One ironclad rule of any public policy is unintended consequences. They may be small or large, but are almost never a happy
story. The Obama administration is just beginning to see some of those unintended consequences arising from their pressure
on the Chrysler bankruptcy plan.
In order to make Chrysler emerge from a quick bankruptcy, the administration accepted an unusual plan that was brought to bankruptcy court a few weeks back. The plan (which included two months of paid shutdown) divided a significant part of the company's surviving assets.

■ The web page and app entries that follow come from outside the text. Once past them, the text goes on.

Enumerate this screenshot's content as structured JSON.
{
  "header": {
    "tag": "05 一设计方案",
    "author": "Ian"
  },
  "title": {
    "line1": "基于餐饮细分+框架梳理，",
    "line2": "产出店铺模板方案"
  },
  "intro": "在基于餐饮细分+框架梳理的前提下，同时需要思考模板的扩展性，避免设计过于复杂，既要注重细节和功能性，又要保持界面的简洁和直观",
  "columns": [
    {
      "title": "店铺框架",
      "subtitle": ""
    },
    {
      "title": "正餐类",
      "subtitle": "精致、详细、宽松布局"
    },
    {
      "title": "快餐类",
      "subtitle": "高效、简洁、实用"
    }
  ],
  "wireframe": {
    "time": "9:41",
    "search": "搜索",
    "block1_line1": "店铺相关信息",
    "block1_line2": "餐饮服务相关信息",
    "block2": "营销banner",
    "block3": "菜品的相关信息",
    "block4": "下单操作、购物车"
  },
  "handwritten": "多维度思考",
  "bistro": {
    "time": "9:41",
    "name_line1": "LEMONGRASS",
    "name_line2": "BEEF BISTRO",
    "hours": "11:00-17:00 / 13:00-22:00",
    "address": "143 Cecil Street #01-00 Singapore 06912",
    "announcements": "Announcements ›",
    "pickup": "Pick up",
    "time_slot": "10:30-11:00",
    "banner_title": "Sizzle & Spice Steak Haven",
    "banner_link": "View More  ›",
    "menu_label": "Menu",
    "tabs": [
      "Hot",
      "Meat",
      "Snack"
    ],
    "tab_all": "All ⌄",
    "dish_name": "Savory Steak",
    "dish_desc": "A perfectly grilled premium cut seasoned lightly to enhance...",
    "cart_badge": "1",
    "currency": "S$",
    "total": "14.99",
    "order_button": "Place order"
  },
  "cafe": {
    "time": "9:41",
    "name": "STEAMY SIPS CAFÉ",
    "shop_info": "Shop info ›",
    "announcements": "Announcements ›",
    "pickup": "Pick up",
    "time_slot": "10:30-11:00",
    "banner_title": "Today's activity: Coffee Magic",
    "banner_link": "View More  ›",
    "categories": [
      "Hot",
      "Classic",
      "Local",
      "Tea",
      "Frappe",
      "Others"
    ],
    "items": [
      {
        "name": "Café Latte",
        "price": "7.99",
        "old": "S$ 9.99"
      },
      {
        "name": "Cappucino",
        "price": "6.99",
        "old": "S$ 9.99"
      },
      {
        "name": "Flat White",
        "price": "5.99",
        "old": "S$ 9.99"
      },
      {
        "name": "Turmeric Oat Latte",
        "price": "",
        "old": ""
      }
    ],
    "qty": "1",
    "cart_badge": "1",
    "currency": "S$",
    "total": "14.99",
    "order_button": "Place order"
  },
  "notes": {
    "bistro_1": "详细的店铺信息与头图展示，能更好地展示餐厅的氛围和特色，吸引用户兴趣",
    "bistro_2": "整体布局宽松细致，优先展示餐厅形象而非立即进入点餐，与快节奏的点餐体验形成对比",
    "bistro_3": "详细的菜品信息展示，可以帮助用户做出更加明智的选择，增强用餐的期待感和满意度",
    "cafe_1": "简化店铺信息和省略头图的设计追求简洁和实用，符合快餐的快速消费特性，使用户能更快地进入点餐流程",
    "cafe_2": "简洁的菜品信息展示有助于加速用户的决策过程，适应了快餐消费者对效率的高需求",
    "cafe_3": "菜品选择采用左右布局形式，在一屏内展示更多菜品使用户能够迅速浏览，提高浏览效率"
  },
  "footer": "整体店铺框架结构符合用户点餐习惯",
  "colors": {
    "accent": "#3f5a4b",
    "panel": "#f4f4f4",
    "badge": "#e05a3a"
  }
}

This is what happens in bankruptcy. The rules are complex, but it comes down to handing out money (or stock in this case) to folks based upon when and how they gave the company money. The taxpayer is supposed to be first (if back taxes were owed), followed by lenders and, finally, investors. Of course, within each category, money gets doled out depending on the level of government, the types of loans, and the types of investments made by each group. All in all, it is a lawyer's dream.
In many cases, groups that are owed money agree to the new terms. If they don't, or if the firm cannot figure out how to make the payments, the bankruptcy judge can have the firm liquidated—or sold off in parts. The Obama administration used the soft power of threats effectively, making most investors and lenders accept relatively poor levels of compensation. They did this to allow many more resources to be directed to United Auto Workers pensions. This had the dual benefit of preventing the Pension Guarantee Trust (aka taxpayer) from picking up the pieces and benefiting a key political ally (the UAW).
To get this agreement, the administration busily demonized "investors" whom it thought should be more willing to part with their money. The president even went so far as to say, "... are the bondholders, the lenders, the money people, are they willing to make sacrifices ... ?" Investors often are easy to demonize. No doubt their representatives wear expensive suits and know how to order 10 types of coffee at Starbucks. Indeed, about 70 percent in this case are groups already receiving bailout funds.
Unfortunately for Chrysler, some of the investors just might not be as easy to characterize as fat cats. In fact, it turns out, many of them are us. It should not be too surprising that, in a country where two-thirds of households own stock, almost one-third of Chrysler's investors are schoolteachers, college administrators, firefighters and police officers. These "vultures" of Wall Street finance have seen the value of their hard work severely hampered by the Chrysler plan.
Here in Indiana, State Treasurer Richard Mourdock has taken the surprising step of honoring his oath of office and challenging the Chrysler arrangement, so far with no luck, on the grounds that it is illegal.
Chrysler has fired back at Indiana, threatening job losses if the case comes to court. Sounds like another good case of the law of unintended consequences.
Hicks is director of the Center for Business and Economic Research at Ball State University. His column appears weekly. He can be reached at firstname.lastname@example.org.